**Task brief:** Across the entries below, tally every line that holds the string "business" and reply with the number only.

##### Recorded data #####

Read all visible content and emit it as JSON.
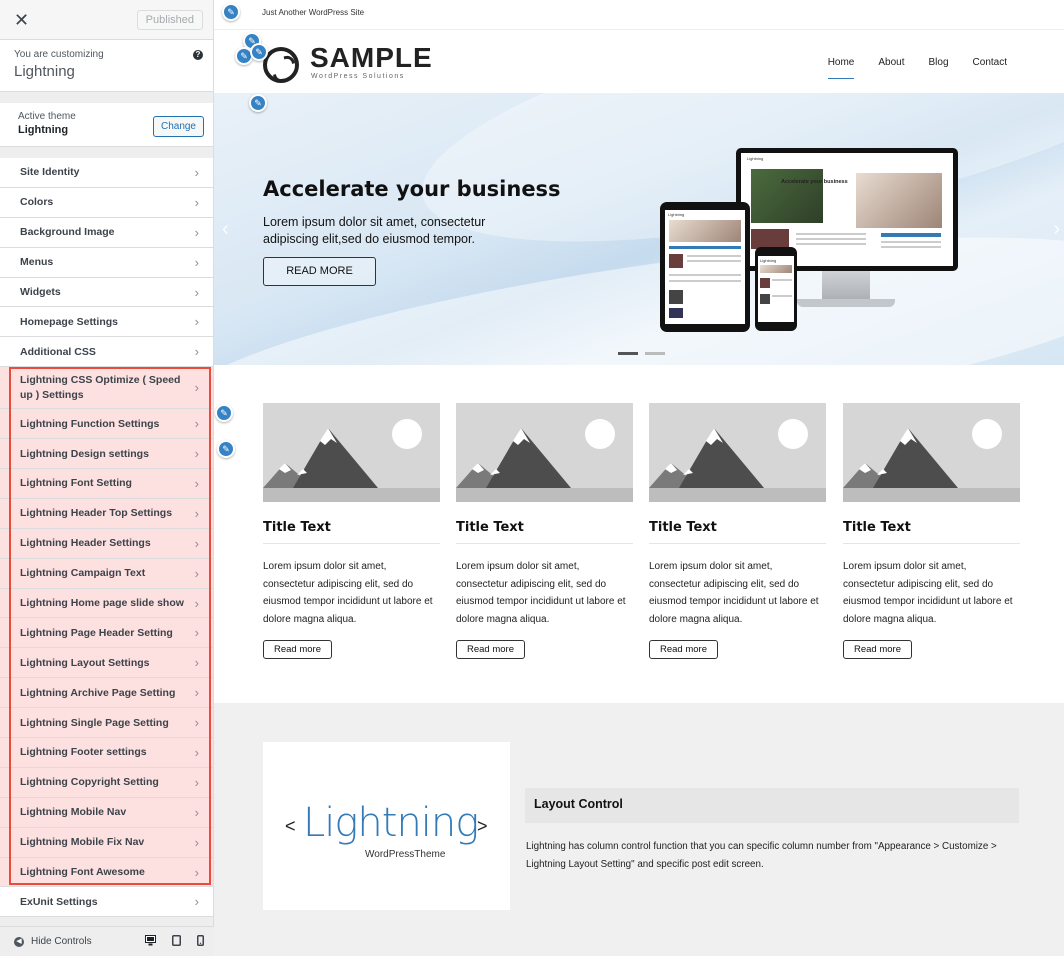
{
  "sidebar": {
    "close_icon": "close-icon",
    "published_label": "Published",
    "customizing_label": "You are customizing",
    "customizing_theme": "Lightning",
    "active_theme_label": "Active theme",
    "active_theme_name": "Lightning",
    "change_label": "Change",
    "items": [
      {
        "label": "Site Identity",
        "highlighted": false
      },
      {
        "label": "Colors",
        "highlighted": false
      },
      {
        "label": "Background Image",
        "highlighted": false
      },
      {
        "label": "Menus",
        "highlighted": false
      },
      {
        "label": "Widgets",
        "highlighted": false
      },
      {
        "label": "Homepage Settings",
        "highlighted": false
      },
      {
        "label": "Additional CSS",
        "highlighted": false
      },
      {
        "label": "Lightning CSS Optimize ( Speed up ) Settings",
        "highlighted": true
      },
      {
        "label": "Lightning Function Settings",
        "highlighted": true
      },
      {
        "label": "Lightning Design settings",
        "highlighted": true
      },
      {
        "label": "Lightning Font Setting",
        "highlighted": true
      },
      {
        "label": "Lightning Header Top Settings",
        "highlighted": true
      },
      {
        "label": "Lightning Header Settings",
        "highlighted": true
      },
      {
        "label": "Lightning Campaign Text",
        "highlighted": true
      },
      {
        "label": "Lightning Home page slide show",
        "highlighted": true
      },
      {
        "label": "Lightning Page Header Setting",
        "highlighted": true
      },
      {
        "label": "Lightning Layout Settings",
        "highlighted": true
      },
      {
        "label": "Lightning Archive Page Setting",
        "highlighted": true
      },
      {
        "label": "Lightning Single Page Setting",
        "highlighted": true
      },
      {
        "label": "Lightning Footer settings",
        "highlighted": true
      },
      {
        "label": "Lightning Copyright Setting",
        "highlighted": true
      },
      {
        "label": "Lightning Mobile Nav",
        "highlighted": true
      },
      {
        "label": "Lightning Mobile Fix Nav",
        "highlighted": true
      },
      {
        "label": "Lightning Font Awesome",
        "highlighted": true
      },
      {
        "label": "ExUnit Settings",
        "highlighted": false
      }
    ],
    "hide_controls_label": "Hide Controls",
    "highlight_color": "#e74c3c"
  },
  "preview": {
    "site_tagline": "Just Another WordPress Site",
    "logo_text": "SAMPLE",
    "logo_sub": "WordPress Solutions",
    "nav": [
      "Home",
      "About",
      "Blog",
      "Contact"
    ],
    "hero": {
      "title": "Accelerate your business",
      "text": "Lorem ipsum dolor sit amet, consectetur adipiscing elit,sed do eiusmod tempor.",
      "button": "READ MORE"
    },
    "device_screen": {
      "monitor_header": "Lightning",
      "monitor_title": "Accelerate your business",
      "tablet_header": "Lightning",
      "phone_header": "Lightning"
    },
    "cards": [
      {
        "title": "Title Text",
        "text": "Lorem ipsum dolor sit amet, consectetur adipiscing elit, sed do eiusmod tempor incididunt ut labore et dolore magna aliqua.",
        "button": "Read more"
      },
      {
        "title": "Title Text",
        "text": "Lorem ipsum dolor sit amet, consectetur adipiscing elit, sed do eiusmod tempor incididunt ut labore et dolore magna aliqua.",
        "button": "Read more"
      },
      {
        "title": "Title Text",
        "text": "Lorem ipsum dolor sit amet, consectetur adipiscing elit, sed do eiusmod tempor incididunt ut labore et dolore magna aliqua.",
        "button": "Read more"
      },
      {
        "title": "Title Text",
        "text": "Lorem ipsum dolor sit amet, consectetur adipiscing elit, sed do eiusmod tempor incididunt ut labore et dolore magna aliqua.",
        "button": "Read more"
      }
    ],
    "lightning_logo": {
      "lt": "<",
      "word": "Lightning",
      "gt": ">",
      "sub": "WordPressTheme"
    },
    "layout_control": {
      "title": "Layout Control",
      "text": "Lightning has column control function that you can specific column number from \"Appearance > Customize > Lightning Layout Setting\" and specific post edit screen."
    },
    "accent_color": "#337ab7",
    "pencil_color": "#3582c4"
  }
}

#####

**Exercise result:** 2